The Canadian government provides political and economic support to Canadian mining companies like Goldcorp operating abroad, through embassy relations, tax incentives and investment support with public funds like the Canada Pension Plan. Bill C-300 would make this political support and public money contingent on Canadian companies meeting certain human rights standards—standards these companies have already agreed to in various voluntary principles on corporate social responsibility, many of which are found in the CSR standards for Export Development Canada.
The bill would establish a legal complaints mechanism allowing people who wish to report human rights violations to do so with the Canadian Department of Foreign Affairs and International Trade (DFAIT). If DFAIT concludes that a company's actions violate established guidelines for responsible behaviour, the company’s political and economic support from Canada would be withdrawn.

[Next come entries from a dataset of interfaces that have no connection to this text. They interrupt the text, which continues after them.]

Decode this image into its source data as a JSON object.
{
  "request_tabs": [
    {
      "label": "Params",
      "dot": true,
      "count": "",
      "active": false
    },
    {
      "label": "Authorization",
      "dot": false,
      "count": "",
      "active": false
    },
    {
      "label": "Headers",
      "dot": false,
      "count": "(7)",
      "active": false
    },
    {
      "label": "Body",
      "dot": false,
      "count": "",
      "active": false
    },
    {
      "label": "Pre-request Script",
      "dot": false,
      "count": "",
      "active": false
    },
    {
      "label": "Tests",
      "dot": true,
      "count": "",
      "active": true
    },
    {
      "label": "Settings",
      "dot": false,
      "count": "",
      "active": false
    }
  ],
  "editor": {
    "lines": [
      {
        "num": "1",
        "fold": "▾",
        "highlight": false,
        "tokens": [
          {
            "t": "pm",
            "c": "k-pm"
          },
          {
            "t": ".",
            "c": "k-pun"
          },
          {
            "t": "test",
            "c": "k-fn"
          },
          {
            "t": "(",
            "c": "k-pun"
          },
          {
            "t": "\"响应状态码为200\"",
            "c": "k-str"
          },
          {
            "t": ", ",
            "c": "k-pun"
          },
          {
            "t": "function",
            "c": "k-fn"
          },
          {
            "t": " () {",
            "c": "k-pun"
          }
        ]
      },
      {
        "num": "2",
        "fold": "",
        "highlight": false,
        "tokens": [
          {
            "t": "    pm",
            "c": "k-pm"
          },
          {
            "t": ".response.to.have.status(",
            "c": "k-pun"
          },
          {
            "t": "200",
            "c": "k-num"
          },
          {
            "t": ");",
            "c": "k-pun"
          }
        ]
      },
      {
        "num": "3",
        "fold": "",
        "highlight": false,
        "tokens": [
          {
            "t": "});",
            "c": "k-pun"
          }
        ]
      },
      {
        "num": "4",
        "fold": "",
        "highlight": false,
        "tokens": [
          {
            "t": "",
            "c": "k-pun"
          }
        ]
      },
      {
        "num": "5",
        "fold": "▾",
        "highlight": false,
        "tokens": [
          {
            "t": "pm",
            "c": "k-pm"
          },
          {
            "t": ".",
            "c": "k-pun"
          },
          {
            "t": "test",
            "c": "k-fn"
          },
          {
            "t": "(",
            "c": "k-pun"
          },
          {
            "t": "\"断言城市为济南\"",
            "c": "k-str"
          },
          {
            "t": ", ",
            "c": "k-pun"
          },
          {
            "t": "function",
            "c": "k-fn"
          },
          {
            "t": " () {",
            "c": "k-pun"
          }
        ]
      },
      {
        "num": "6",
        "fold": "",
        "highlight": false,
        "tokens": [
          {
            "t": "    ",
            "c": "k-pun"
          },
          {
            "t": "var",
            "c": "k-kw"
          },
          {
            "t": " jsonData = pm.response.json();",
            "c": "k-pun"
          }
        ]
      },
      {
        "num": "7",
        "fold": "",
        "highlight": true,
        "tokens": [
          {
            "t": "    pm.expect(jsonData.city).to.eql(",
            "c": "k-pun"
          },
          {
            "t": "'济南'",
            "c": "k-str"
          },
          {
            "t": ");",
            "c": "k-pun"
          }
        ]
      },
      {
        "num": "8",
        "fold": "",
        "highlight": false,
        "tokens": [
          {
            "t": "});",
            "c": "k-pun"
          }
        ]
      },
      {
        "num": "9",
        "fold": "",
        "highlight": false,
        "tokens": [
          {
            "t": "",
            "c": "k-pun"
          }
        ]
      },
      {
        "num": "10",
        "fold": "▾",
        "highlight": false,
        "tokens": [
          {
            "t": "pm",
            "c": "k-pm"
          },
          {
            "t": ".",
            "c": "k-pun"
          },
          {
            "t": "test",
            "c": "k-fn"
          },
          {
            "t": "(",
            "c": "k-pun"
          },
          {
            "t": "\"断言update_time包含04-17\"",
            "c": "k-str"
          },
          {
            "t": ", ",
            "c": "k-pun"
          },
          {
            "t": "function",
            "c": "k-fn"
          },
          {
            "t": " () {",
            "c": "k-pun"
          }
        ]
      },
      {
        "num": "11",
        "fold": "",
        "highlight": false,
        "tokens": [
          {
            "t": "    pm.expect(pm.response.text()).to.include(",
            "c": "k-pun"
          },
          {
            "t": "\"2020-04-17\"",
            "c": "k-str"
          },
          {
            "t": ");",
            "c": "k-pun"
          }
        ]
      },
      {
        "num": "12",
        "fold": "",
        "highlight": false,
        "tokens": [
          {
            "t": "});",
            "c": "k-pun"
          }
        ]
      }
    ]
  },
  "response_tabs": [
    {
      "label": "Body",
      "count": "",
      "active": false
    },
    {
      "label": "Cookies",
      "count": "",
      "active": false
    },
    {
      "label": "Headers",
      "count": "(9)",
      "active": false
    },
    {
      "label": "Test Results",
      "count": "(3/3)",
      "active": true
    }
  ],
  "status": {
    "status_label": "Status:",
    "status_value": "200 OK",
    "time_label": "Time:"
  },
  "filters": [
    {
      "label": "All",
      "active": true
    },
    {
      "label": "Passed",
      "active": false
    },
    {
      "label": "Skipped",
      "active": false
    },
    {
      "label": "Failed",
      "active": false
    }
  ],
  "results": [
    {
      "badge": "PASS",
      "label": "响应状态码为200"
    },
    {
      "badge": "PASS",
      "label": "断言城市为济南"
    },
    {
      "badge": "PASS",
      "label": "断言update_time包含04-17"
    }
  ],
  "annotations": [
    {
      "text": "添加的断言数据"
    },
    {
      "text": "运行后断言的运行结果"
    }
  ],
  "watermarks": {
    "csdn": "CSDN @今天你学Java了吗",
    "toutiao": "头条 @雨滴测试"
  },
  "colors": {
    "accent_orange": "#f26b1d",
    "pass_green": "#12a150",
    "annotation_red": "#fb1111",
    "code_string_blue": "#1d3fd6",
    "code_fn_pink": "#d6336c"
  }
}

Bill C-300 is a watered-down version of recommendations made at the 2007 National Roundtables on Corporate Social Responsibility, which was approved by the Prospectors and Developers Association of Canada. Nevertheless, the mining industry has launched strong opposition to the bill.
Rare for a private member’s bill, C-300 has passed through two votes in the House of Commons, and is currently at the end of its committee stage. MPs have reported receiving more letters in support of C-300 than any other bill in recent memory. If it succeeds in the committee, the bill will return to the House for a third and final vote; and if passed, it will go to the Senate. Since the Conservative Party opposes the bill on the basis that it would hurt the image of Canadian mining companies and their global competitiveness, the bill will likely die in the Senate because of a Conservative majority.
All four Central American activists who flew to Canada to speak to Goldcorp’s shareholders were adamant that voluntary standards for Canadian companies do not protect against human rights abuses. Although they were all in support of Bill C-300, they continue to push for free, prior and informed consent to be a focal point of Canadian legislation.
Valerie Croft worked in Guatemala as an International Accompanier in 2008 and is active in issues relating to corporate accountability.
The Dominion is a monthly paper published by an incipient network of independent journalists in Canada. It aims to provide accurate, critical coverage that is accountable to its readers and the subjects it tackles. Taking its name from Canada's official status as both a colony and a colonial force, the Dominion examines politics, culture and daily life with a view to understanding the exercise of power.